Years ago, as far back as 1836, Governor Marcy then Governor of the State of New York, advised the Legislature of that State to pass laws preventing and suppressing incendiary appeals of abolition societies - few in number at that time - inciting the slaves to insurrection. These few societies have become numerous. Their principles are the shibboleth of the great political party of the North. Yet what Governor of any of the northern States dare now make such a recommendation as Mr. Marcy made twenty-three years ago! When Walker organizes a company of filibusters and descends on Nicaragua, a country with which we are at peace, you appeal to the neutrality laws that are properly on your statute books - you say we have no right to allow our territory to be used for organizing piratical expeditions against a friendly foreign Power; and you call on the President of the United States to use the Army and Navy to suppress such expeditions, and to protect this foreign Power from them. And you do so properly. Nay, when Commodore Paulding exceeds his legal power in order to execute this law; when he does what he has no right to do in making a descent on this foreign country, you pass resolutions of approval. But here we are - no foreign State - we are confederated States; here we are, no half-barbarian Nicaragua, but your brethren of the Anglo-Saxon race; your fellow-citizens under a common flag, under the pretended protection of a common Constitution - and which one of your States will pass laws suppressing these expeditions against the South? Which one of your States will pass neutrality laws to punish the men who advise and the men who take part in these piratical expeditions against the peace and safety of the southern States? So far from it, when you discover men actually concerned in them, you allow them, with impunity, to publish statements declaring that they take themselves to Canada to evade United States process. With impunity your Senators rise in the other end of the Capitol and denounce the Federal judiciary, because of its process to summon them as witnesses.

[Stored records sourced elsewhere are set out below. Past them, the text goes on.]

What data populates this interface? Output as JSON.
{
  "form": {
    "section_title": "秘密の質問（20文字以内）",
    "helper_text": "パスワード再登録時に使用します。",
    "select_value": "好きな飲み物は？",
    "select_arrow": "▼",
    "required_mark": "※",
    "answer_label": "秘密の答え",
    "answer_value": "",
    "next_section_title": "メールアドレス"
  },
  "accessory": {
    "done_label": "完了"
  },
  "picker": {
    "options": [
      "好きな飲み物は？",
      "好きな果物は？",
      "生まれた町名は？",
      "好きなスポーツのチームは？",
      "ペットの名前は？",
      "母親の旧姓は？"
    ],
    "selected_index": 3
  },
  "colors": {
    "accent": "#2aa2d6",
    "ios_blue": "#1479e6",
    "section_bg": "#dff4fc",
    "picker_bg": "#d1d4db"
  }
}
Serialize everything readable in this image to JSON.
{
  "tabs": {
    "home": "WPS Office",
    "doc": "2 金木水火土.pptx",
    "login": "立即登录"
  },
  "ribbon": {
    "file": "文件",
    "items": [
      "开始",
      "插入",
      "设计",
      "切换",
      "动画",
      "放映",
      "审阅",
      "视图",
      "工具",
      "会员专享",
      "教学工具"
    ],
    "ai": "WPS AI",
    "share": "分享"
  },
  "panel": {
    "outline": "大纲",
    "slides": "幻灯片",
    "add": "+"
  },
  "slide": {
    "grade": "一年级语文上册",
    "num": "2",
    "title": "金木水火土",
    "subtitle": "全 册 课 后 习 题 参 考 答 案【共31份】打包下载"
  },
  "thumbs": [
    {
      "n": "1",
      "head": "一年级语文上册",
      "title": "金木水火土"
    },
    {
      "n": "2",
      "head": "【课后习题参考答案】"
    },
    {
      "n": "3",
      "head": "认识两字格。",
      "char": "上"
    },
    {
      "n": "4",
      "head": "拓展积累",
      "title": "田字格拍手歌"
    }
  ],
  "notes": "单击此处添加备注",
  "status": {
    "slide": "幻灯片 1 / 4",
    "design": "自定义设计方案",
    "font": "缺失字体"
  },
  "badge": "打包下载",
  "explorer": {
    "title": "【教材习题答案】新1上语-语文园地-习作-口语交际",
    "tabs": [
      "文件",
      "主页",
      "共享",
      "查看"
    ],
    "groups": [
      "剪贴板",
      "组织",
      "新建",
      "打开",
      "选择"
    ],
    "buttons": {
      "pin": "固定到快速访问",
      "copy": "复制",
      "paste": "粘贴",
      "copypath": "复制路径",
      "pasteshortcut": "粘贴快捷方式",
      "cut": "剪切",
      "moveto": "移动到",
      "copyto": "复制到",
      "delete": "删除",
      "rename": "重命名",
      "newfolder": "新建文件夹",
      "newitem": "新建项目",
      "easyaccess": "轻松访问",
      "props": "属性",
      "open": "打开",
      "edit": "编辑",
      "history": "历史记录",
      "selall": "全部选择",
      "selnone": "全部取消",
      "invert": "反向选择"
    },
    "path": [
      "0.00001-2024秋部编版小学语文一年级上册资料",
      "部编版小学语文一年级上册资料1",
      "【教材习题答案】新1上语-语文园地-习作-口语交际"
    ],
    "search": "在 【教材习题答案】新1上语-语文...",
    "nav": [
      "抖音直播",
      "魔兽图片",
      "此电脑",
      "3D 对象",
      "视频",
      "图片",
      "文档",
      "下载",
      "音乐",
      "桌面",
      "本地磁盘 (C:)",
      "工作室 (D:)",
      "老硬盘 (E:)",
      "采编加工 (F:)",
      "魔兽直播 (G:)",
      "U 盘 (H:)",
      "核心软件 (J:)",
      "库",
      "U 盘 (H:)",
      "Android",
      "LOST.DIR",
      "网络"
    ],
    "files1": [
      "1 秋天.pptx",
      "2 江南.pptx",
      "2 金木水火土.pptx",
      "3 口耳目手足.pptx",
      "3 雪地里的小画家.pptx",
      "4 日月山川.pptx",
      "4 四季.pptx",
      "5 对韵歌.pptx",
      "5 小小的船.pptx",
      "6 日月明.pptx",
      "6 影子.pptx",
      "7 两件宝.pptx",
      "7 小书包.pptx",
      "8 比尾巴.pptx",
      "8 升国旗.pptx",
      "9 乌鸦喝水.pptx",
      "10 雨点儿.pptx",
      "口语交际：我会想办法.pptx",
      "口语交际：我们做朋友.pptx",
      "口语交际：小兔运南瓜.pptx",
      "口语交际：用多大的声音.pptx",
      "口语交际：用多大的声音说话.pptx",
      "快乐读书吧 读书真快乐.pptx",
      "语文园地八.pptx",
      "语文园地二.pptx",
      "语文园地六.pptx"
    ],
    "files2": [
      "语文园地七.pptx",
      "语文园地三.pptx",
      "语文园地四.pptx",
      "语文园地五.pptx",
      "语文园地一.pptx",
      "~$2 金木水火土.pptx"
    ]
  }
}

With impunity, men high in your society, men at the head of your literary circles, men like Dr. Howe, acknowledge their complicity by supplying money and arms to expeditions aimed against the South, and then they flee from the jurisdiction of the Federal court.


The Congressional Globe, The Official Proceedings of Congress, Published by John C. Rives, Washington, D. C.
Thirty-Sixth Congress, 1st Session, New Series...No. 1, Wednesday, December 8, 1859, page 44.